Page and application data records:

"""

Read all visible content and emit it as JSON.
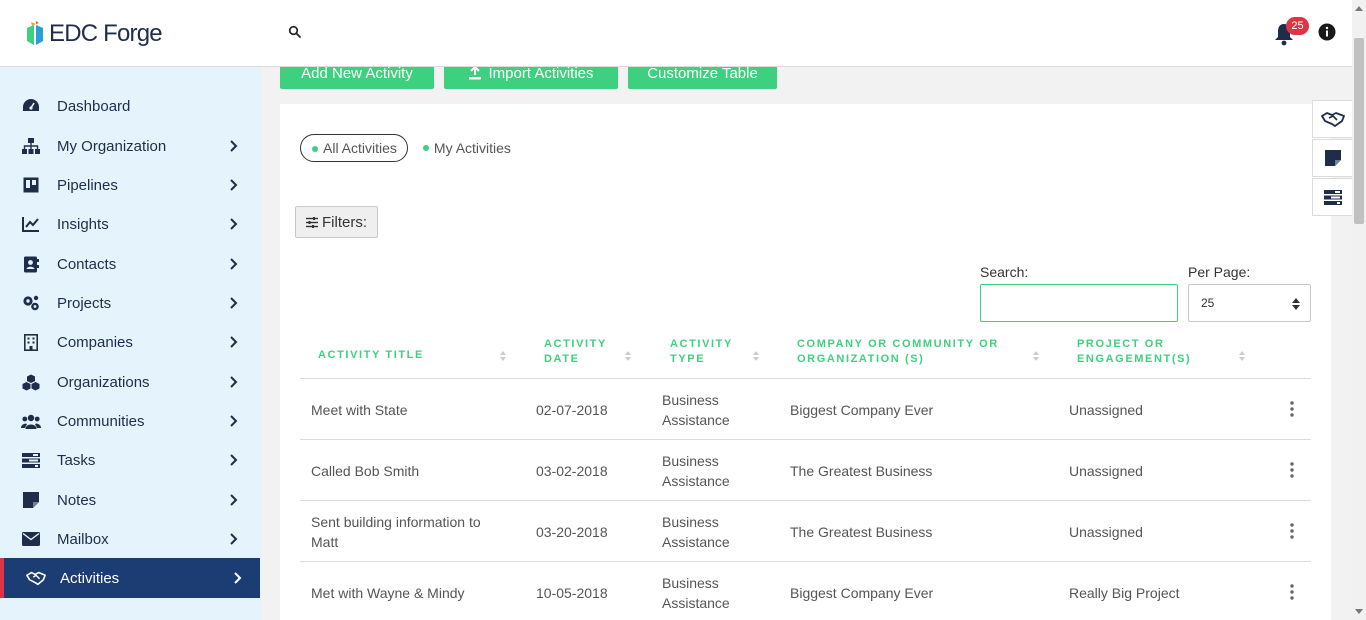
{
  "app": {
    "logo_text": "EDC Forge"
  },
  "header": {
    "notification_count": "25"
  },
  "sidebar": {
    "items": [
      {
        "label": "Dashboard",
        "icon": "dashboard-icon",
        "has_children": false
      },
      {
        "label": "My Organization",
        "icon": "sitemap-icon",
        "has_children": true
      },
      {
        "label": "Pipelines",
        "icon": "board-icon",
        "has_children": true
      },
      {
        "label": "Insights",
        "icon": "line-chart-icon",
        "has_children": true
      },
      {
        "label": "Contacts",
        "icon": "address-book-icon",
        "has_children": true
      },
      {
        "label": "Projects",
        "icon": "gears-icon",
        "has_children": true
      },
      {
        "label": "Companies",
        "icon": "building-icon",
        "has_children": true
      },
      {
        "label": "Organizations",
        "icon": "cubes-icon",
        "has_children": true
      },
      {
        "label": "Communities",
        "icon": "users-icon",
        "has_children": true
      },
      {
        "label": "Tasks",
        "icon": "tasks-icon",
        "has_children": true
      },
      {
        "label": "Notes",
        "icon": "sticky-note-icon",
        "has_children": true
      },
      {
        "label": "Mailbox",
        "icon": "envelope-icon",
        "has_children": true
      },
      {
        "label": "Activities",
        "icon": "handshake-icon",
        "has_children": true,
        "active": true
      }
    ]
  },
  "toolbar": {
    "add_label": "Add New Activity",
    "import_label": "Import Activities",
    "customize_label": "Customize Table"
  },
  "scope_toggle": {
    "all_label": "All Activities",
    "mine_label": "My Activities",
    "selected": "all"
  },
  "filters": {
    "label": "Filters:"
  },
  "search": {
    "label": "Search:",
    "value": "",
    "placeholder": ""
  },
  "per_page": {
    "label": "Per Page:",
    "value": "25"
  },
  "table": {
    "columns": [
      "Activity Title",
      "Activity Date",
      "Activity Type",
      "Company or Community or Organization (s)",
      "Project or Engagement(s)"
    ],
    "rows": [
      {
        "title": "Meet with State",
        "date": "02-07-2018",
        "type": "Business Assistance",
        "company": "Biggest Company Ever",
        "project": "Unassigned"
      },
      {
        "title": "Called Bob Smith",
        "date": "03-02-2018",
        "type": "Business Assistance",
        "company": "The Greatest Business",
        "project": "Unassigned"
      },
      {
        "title": "Sent building information to Matt",
        "date": "03-20-2018",
        "type": "Business Assistance",
        "company": "The Greatest Business",
        "project": "Unassigned"
      },
      {
        "title": "Met with Wayne & Mindy",
        "date": "10-05-2018",
        "type": "Business Assistance",
        "company": "Biggest Company Ever",
        "project": "Really Big Project"
      }
    ]
  },
  "colors": {
    "accent_green": "#3dd17f",
    "sidebar_bg": "#e4f3fc",
    "active_nav_bg": "#1c3c74",
    "badge_red": "#dc3545"
  }
}
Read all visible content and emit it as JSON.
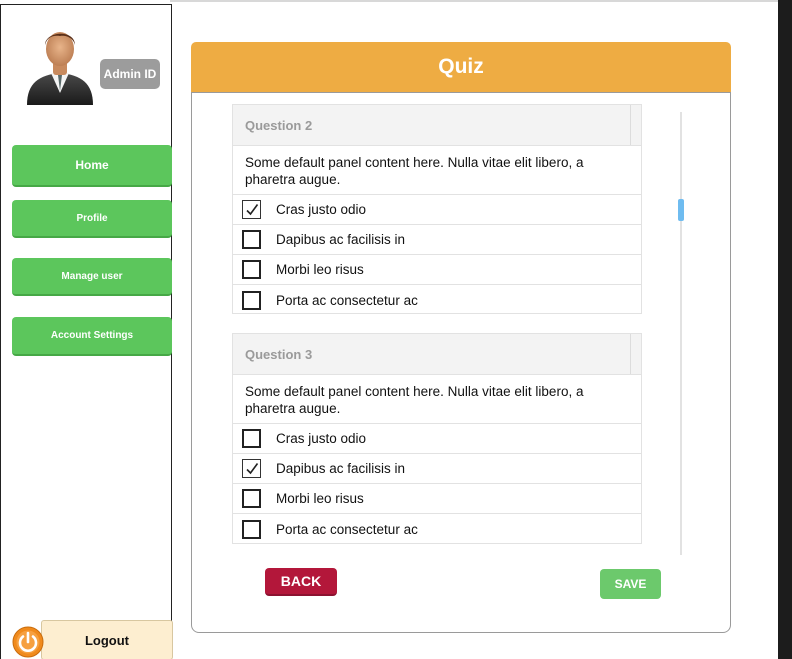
{
  "sidebar": {
    "admin_badge": "Admin ID",
    "nav": [
      {
        "label": "Home"
      },
      {
        "label": "Profile"
      },
      {
        "label": "Manage user"
      },
      {
        "label": "Account Settings"
      }
    ],
    "logout_label": "Logout"
  },
  "quiz": {
    "title": "Quiz",
    "questions": [
      {
        "title": "Question 2",
        "body": "Some default panel content here. Nulla vitae elit libero, a pharetra augue.",
        "options": [
          {
            "label": "Cras justo odio",
            "checked": true
          },
          {
            "label": "Dapibus ac facilisis in",
            "checked": false
          },
          {
            "label": "Morbi leo risus",
            "checked": false
          },
          {
            "label": "Porta ac consectetur ac",
            "checked": false
          }
        ]
      },
      {
        "title": "Question 3",
        "body": "Some default panel content here. Nulla vitae elit libero, a pharetra augue.",
        "options": [
          {
            "label": "Cras justo odio",
            "checked": false
          },
          {
            "label": "Dapibus ac facilisis in",
            "checked": true
          },
          {
            "label": "Morbi leo risus",
            "checked": false
          },
          {
            "label": "Porta ac consectetur ac",
            "checked": false
          }
        ]
      }
    ],
    "back_label": "BACK",
    "save_label": "SAVE"
  },
  "colors": {
    "header": "#eeac43",
    "nav_green": "#5cc65c",
    "back_red": "#b3173a",
    "save_green": "#6cc96c",
    "logout_bg": "#fdeed0",
    "power_orange": "#f08a1c",
    "scroll_thumb": "#6fbcf0"
  },
  "icons": [
    "user-avatar-icon",
    "power-icon",
    "checkbox-icon"
  ]
}
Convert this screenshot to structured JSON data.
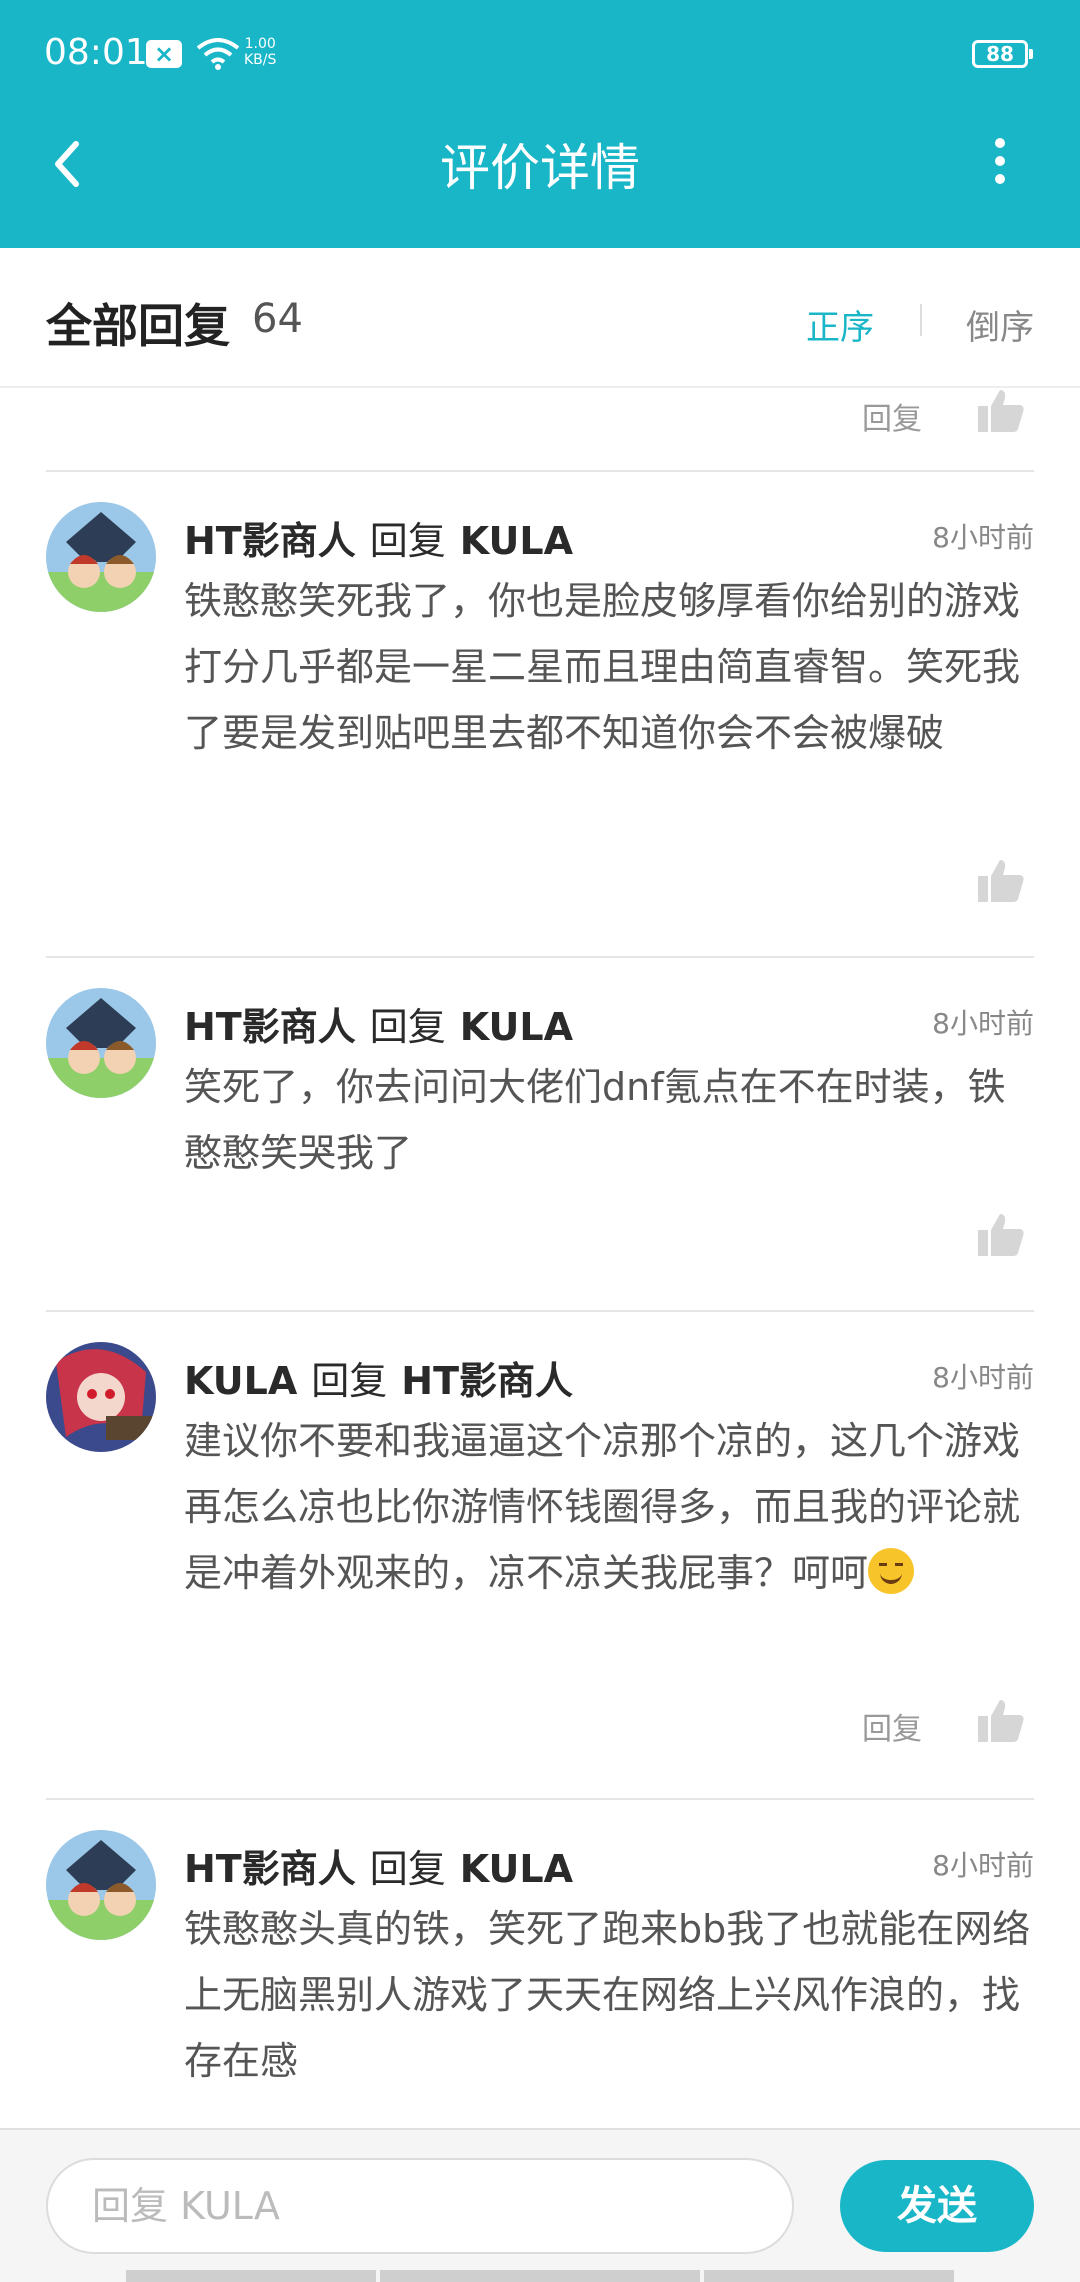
{
  "status_bar": {
    "time": "08:01",
    "net_speed_value": "1.00",
    "net_speed_unit": "KB/S",
    "battery": "88"
  },
  "header": {
    "title": "评价详情"
  },
  "sort_bar": {
    "label": "全部回复",
    "count": "64",
    "asc_label": "正序",
    "desc_label": "倒序"
  },
  "top_reply_label": "回复",
  "comments": [
    {
      "author": "HT影商人",
      "reply_word": "回复",
      "target": "KULA",
      "time": "8小时前",
      "text": "铁憨憨笑死我了，你也是脸皮够厚看你给别的游戏打分几乎都是一星二星而且理由简直睿智。笑死我了要是发到贴吧里去都不知道你会不会被爆破"
    },
    {
      "author": "HT影商人",
      "reply_word": "回复",
      "target": "KULA",
      "time": "8小时前",
      "text": "笑死了，你去问问大佬们dnf氪点在不在时装，铁憨憨笑哭我了"
    },
    {
      "author": "KULA",
      "reply_word": "回复",
      "target": "HT影商人",
      "time": "8小时前",
      "text": "建议你不要和我逼逼这个凉那个凉的，这几个游戏再怎么凉也比你游情怀钱圈得多，而且我的评论就是冲着外观来的，凉不凉关我屁事？呵呵",
      "reply_label": "回复"
    },
    {
      "author": "HT影商人",
      "reply_word": "回复",
      "target": "KULA",
      "time": "8小时前",
      "text": "铁憨憨头真的铁，笑死了跑来bb我了也就能在网络上无脑黑别人游戏了天天在网络上兴风作浪的，找存在感"
    }
  ],
  "bottom_bar": {
    "placeholder": "回复 KULA",
    "send_label": "发送"
  },
  "colors": {
    "accent": "#19b6c8"
  }
}
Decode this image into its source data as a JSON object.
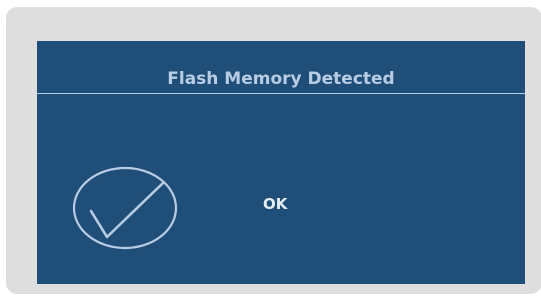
{
  "dialog": {
    "title": "Flash Memory Detected",
    "confirm_label": "OK",
    "status_icon": "checkmark-icon"
  },
  "colors": {
    "frame": "#dedede",
    "panel": "#1f4e79",
    "title_text": "#b8cce4",
    "icon_stroke": "#b8cce4",
    "button_text": "#e6ecf4"
  }
}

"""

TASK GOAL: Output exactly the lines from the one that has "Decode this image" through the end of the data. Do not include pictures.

EXERCISE RESPONSE:
Decode this image into its source data as a JSON object.
{
  "dialog": {
    "title": "Flash Memory Detected",
    "confirm_label": "OK",
    "status_icon": "checkmark-icon"
  },
  "colors": {
    "frame": "#dedede",
    "panel": "#1f4e79",
    "title_text": "#b8cce4",
    "icon_stroke": "#b8cce4",
    "button_text": "#e6ecf4"
  }
}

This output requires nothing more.